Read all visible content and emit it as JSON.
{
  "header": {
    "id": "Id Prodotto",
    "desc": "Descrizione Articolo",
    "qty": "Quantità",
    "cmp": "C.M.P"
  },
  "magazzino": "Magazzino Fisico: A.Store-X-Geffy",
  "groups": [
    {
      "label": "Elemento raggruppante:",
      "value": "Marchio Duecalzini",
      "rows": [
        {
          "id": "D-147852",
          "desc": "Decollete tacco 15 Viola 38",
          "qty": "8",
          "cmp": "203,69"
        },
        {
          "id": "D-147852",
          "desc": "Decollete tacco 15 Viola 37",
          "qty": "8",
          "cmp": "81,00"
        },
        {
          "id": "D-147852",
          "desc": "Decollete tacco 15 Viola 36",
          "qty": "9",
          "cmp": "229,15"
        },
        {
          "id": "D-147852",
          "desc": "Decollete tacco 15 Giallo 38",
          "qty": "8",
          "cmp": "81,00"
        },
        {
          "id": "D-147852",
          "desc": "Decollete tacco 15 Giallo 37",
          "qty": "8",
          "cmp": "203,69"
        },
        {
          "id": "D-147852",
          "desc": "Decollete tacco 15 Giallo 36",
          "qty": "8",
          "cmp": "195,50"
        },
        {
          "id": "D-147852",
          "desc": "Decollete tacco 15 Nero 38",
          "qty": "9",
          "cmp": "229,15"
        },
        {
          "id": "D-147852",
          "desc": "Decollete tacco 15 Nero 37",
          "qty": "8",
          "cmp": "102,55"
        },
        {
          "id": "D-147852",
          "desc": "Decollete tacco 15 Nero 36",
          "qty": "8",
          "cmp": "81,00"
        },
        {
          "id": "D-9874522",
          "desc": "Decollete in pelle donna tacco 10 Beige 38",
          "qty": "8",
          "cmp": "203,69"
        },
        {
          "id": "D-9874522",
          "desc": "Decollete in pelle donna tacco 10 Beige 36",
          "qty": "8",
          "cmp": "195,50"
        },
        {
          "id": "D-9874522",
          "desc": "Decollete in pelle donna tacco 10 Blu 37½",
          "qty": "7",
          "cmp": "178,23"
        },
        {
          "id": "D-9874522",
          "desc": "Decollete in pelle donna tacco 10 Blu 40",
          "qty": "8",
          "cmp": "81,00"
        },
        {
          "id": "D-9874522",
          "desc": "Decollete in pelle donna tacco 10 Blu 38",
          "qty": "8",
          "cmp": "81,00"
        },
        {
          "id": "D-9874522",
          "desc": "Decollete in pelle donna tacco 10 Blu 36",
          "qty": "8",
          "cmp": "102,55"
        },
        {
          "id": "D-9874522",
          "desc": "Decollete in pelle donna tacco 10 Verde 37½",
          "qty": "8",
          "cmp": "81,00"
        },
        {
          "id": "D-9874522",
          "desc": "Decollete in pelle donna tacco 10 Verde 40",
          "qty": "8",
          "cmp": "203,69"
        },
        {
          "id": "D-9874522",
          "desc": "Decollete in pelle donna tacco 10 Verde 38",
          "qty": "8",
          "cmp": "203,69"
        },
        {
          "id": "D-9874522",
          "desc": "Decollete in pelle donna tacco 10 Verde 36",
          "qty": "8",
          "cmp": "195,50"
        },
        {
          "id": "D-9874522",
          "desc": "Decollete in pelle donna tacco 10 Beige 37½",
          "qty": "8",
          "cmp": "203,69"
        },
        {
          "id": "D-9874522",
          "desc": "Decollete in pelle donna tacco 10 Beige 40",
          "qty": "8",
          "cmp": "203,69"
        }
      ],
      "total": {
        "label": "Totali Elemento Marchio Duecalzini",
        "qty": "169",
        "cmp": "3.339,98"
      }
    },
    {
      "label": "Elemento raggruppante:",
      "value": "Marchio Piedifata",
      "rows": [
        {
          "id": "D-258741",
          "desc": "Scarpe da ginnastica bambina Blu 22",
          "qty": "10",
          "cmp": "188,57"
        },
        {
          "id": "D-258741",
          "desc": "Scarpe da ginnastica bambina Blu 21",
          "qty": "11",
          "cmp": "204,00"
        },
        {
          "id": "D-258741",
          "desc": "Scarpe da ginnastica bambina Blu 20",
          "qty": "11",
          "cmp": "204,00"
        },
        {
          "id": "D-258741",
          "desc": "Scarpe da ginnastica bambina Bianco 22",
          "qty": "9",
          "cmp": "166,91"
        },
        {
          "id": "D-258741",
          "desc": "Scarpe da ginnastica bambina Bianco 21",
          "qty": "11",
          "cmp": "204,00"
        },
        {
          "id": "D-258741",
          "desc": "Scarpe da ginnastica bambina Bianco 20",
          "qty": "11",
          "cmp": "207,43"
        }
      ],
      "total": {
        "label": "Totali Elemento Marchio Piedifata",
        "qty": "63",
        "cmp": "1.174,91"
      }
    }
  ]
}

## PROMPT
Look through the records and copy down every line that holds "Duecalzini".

## SOLUTION
      "value": "Marchio Duecalzini",
        "label": "Totali Elemento Marchio Duecalzini",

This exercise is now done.